§ **TASK TO COMPLETE**
Output all the data exactly as it appears below.

§ **ENTRIES PROVIDED**
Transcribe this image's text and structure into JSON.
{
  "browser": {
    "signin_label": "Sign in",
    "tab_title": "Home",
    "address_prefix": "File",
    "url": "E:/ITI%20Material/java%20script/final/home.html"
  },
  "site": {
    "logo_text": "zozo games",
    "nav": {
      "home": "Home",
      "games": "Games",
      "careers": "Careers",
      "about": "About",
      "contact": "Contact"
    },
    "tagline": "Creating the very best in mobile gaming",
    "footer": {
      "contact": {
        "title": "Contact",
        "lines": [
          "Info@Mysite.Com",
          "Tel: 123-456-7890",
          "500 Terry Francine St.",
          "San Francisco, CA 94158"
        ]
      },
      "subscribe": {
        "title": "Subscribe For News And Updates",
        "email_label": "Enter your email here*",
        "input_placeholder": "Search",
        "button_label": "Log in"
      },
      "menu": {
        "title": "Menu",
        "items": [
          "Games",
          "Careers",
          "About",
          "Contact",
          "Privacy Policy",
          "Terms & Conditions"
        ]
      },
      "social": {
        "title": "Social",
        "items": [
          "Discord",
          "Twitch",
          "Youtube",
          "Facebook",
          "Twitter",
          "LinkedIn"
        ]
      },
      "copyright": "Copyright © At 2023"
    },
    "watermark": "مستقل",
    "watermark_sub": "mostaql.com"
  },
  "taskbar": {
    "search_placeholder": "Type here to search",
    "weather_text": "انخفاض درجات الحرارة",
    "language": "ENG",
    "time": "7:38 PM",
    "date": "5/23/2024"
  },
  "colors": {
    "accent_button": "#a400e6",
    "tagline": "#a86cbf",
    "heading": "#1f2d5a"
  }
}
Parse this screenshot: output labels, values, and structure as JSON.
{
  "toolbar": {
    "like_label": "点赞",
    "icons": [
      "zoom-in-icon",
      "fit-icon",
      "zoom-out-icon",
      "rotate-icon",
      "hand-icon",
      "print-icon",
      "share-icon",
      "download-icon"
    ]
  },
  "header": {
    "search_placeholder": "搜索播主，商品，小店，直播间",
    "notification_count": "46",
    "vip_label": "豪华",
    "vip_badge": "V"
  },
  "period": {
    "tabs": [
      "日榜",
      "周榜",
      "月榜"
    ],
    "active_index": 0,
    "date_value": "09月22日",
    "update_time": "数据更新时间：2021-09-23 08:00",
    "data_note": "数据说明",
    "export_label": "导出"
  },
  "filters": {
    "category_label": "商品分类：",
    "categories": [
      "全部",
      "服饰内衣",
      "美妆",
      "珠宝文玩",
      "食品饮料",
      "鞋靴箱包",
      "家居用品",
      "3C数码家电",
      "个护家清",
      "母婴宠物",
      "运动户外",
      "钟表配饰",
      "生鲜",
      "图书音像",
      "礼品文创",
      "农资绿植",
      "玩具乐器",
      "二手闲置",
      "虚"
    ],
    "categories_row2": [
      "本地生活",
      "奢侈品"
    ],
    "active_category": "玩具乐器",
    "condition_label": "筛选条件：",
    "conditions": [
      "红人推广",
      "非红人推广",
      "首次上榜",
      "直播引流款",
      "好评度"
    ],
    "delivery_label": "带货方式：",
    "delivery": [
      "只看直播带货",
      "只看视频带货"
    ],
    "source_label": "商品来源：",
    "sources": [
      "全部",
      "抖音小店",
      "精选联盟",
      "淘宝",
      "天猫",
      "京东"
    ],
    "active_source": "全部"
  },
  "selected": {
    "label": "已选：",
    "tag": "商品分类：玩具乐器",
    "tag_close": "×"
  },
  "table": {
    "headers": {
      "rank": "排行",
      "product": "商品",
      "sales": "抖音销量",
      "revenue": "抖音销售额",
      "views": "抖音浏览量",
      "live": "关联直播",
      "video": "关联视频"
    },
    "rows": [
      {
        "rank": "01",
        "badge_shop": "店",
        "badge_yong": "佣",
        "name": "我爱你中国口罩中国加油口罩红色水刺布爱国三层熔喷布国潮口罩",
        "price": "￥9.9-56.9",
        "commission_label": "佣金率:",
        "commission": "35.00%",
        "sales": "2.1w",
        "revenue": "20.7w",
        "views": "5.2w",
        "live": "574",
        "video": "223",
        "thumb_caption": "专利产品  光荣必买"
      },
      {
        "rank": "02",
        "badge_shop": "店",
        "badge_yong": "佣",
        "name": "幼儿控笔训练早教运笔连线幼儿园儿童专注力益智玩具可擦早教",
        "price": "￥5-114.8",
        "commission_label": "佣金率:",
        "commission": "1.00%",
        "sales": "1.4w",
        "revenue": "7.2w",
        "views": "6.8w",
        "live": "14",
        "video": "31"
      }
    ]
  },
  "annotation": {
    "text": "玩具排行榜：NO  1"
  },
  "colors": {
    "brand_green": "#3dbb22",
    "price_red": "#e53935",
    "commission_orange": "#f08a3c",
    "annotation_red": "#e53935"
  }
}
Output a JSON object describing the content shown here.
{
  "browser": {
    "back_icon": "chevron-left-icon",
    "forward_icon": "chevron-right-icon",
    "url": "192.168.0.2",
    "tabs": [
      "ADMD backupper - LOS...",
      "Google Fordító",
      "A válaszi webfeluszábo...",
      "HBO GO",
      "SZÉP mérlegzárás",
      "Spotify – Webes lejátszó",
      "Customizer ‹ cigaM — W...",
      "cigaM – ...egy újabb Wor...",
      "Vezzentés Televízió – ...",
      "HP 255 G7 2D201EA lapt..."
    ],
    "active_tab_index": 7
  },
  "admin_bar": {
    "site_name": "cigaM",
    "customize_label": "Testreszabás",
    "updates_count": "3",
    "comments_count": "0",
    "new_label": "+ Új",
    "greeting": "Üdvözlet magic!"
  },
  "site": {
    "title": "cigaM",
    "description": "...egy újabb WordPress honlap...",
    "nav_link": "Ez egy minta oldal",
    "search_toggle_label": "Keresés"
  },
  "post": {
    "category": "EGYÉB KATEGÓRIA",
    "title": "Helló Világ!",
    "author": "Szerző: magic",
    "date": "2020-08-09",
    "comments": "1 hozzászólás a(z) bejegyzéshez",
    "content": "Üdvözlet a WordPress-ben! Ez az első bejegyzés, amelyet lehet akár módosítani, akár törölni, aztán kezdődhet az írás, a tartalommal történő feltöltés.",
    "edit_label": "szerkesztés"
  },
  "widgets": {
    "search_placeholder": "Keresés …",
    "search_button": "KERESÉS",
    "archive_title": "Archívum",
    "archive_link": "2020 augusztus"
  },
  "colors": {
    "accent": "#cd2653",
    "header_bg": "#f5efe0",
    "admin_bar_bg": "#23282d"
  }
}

§ **REPLY TO THE EXERCISE**
Transcribe this image's text and structure into JSON.
{
  "browser": {
    "signin_label": "Sign in",
    "tab_title": "Home",
    "address_prefix": "File",
    "url": "E:/ITI%20Material/java%20script/final/home.html"
  },
  "site": {
    "logo_text": "zozo games",
    "nav": {
      "home": "Home",
      "games": "Games",
      "careers": "Careers",
      "about": "About",
      "contact": "Contact"
    },
    "tagline": "Creating the very best in mobile gaming",
    "footer": {
      "contact": {
        "title": "Contact",
        "lines": [
          "Info@Mysite.Com",
          "Tel: 123-456-7890",
          "500 Terry Francine St.",
          "San Francisco, CA 94158"
        ]
      },
      "subscribe": {
        "title": "Subscribe For News And Updates",
        "email_label": "Enter your email here*",
        "input_placeholder": "Search",
        "button_label": "Log in"
      },
      "menu": {
        "title": "Menu",
        "items": [
          "Games",
          "Careers",
          "About",
          "Contact",
          "Privacy Policy",
          "Terms & Conditions"
        ]
      },
      "social": {
        "title": "Social",
        "items": [
          "Discord",
          "Twitch",
          "Youtube",
          "Facebook",
          "Twitter",
          "LinkedIn"
        ]
      },
      "copyright": "Copyright © At 2023"
    },
    "watermark": "مستقل",
    "watermark_sub": "mostaql.com"
  },
  "taskbar": {
    "search_placeholder": "Type here to search",
    "weather_text": "انخفاض درجات الحرارة",
    "language": "ENG",
    "time": "7:38 PM",
    "date": "5/23/2024"
  },
  "colors": {
    "accent_button": "#a400e6",
    "tagline": "#a86cbf",
    "heading": "#1f2d5a"
  }
}
Parse this screenshot: output labels, values, and structure as JSON.
{
  "toolbar": {
    "like_label": "点赞",
    "icons": [
      "zoom-in-icon",
      "fit-icon",
      "zoom-out-icon",
      "rotate-icon",
      "hand-icon",
      "print-icon",
      "share-icon",
      "download-icon"
    ]
  },
  "header": {
    "search_placeholder": "搜索播主，商品，小店，直播间",
    "notification_count": "46",
    "vip_label": "豪华",
    "vip_badge": "V"
  },
  "period": {
    "tabs": [
      "日榜",
      "周榜",
      "月榜"
    ],
    "active_index": 0,
    "date_value": "09月22日",
    "update_time": "数据更新时间：2021-09-23 08:00",
    "data_note": "数据说明",
    "export_label": "导出"
  },
  "filters": {
    "category_label": "商品分类：",
    "categories": [
      "全部",
      "服饰内衣",
      "美妆",
      "珠宝文玩",
      "食品饮料",
      "鞋靴箱包",
      "家居用品",
      "3C数码家电",
      "个护家清",
      "母婴宠物",
      "运动户外",
      "钟表配饰",
      "生鲜",
      "图书音像",
      "礼品文创",
      "农资绿植",
      "玩具乐器",
      "二手闲置",
      "虚"
    ],
    "categories_row2": [
      "本地生活",
      "奢侈品"
    ],
    "active_category": "玩具乐器",
    "condition_label": "筛选条件：",
    "conditions": [
      "红人推广",
      "非红人推广",
      "首次上榜",
      "直播引流款",
      "好评度"
    ],
    "delivery_label": "带货方式：",
    "delivery": [
      "只看直播带货",
      "只看视频带货"
    ],
    "source_label": "商品来源：",
    "sources": [
      "全部",
      "抖音小店",
      "精选联盟",
      "淘宝",
      "天猫",
      "京东"
    ],
    "active_source": "全部"
  },
  "selected": {
    "label": "已选：",
    "tag": "商品分类：玩具乐器",
    "tag_close": "×"
  },
  "table": {
    "headers": {
      "rank": "排行",
      "product": "商品",
      "sales": "抖音销量",
      "revenue": "抖音销售额",
      "views": "抖音浏览量",
      "live": "关联直播",
      "video": "关联视频"
    },
    "rows": [
      {
        "rank": "01",
        "badge_shop": "店",
        "badge_yong": "佣",
        "name": "我爱你中国口罩中国加油口罩红色水刺布爱国三层熔喷布国潮口罩",
        "price": "￥9.9-56.9",
        "commission_label": "佣金率:",
        "commission": "35.00%",
        "sales": "2.1w",
        "revenue": "20.7w",
        "views": "5.2w",
        "live": "574",
        "video": "223",
        "thumb_caption": "专利产品  光荣必买"
      },
      {
        "rank": "02",
        "badge_shop": "店",
        "badge_yong": "佣",
        "name": "幼儿控笔训练早教运笔连线幼儿园儿童专注力益智玩具可擦早教",
        "price": "￥5-114.8",
        "commission_label": "佣金率:",
        "commission": "1.00%",
        "sales": "1.4w",
        "revenue": "7.2w",
        "views": "6.8w",
        "live": "14",
        "video": "31"
      }
    ]
  },
  "annotation": {
    "text": "玩具排行榜：NO  1"
  },
  "colors": {
    "brand_green": "#3dbb22",
    "price_red": "#e53935",
    "commission_orange": "#f08a3c",
    "annotation_red": "#e53935"
  }
}
Output a JSON object describing the content shown here.
{
  "browser": {
    "back_icon": "chevron-left-icon",
    "forward_icon": "chevron-right-icon",
    "url": "192.168.0.2",
    "tabs": [
      "ADMD backupper - LOS...",
      "Google Fordító",
      "A válaszi webfeluszábo...",
      "HBO GO",
      "SZÉP mérlegzárás",
      "Spotify – Webes lejátszó",
      "Customizer ‹ cigaM — W...",
      "cigaM – ...egy újabb Wor...",
      "Vezzentés Televízió – ...",
      "HP 255 G7 2D201EA lapt..."
    ],
    "active_tab_index": 7
  },
  "admin_bar": {
    "site_name": "cigaM",
    "customize_label": "Testreszabás",
    "updates_count": "3",
    "comments_count": "0",
    "new_label": "+ Új",
    "greeting": "Üdvözlet magic!"
  },
  "site": {
    "title": "cigaM",
    "description": "...egy újabb WordPress honlap...",
    "nav_link": "Ez egy minta oldal",
    "search_toggle_label": "Keresés"
  },
  "post": {
    "category": "EGYÉB KATEGÓRIA",
    "title": "Helló Világ!",
    "author": "Szerző: magic",
    "date": "2020-08-09",
    "comments": "1 hozzászólás a(z) bejegyzéshez",
    "content": "Üdvözlet a WordPress-ben! Ez az első bejegyzés, amelyet lehet akár módosítani, akár törölni, aztán kezdődhet az írás, a tartalommal történő feltöltés.",
    "edit_label": "szerkesztés"
  },
  "widgets": {
    "search_placeholder": "Keresés …",
    "search_button": "KERESÉS",
    "archive_title": "Archívum",
    "archive_link": "2020 augusztus"
  },
  "colors": {
    "accent": "#cd2653",
    "header_bg": "#f5efe0",
    "admin_bar_bg": "#23282d"
  }
}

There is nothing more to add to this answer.